* _WHAT YOU WILL DO_: Lines from the records below that contain the word "time" are to be copied out.

* _DATA RECORDS_:
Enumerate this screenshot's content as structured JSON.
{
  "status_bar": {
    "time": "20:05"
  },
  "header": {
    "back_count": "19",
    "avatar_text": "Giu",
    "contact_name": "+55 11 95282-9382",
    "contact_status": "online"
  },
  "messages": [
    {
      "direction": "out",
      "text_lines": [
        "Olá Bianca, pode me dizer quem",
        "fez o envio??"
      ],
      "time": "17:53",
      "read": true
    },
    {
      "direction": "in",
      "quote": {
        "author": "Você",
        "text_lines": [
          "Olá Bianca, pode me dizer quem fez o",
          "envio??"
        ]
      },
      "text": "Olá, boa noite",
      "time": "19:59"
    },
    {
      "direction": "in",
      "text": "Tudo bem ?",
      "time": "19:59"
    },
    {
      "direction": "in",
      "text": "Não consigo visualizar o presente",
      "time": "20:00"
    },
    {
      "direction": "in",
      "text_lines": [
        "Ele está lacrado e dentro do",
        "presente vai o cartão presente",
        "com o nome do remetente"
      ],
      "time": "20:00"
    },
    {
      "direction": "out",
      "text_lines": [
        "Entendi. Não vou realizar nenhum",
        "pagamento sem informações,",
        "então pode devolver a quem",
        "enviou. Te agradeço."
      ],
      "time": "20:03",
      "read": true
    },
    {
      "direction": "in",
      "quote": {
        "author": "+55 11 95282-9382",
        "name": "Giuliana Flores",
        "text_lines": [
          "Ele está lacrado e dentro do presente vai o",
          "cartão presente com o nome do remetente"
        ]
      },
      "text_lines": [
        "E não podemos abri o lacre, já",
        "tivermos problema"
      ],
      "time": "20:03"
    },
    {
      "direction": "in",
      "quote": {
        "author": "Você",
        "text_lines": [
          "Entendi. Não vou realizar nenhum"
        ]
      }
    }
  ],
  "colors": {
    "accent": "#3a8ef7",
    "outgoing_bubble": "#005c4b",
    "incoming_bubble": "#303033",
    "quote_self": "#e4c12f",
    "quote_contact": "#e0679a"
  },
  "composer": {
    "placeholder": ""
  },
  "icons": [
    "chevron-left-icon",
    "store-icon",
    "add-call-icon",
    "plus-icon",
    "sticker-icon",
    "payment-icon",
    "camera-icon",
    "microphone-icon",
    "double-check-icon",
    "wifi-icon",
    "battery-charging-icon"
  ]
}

* _WRITTEN SOLUTION_:
    "time": "20:05"
      "time": "17:53",
      "time": "19:59"
      "time": "19:59"
      "time": "20:00"
      "time": "20:00"
      "time": "20:03",
      "time": "20:03"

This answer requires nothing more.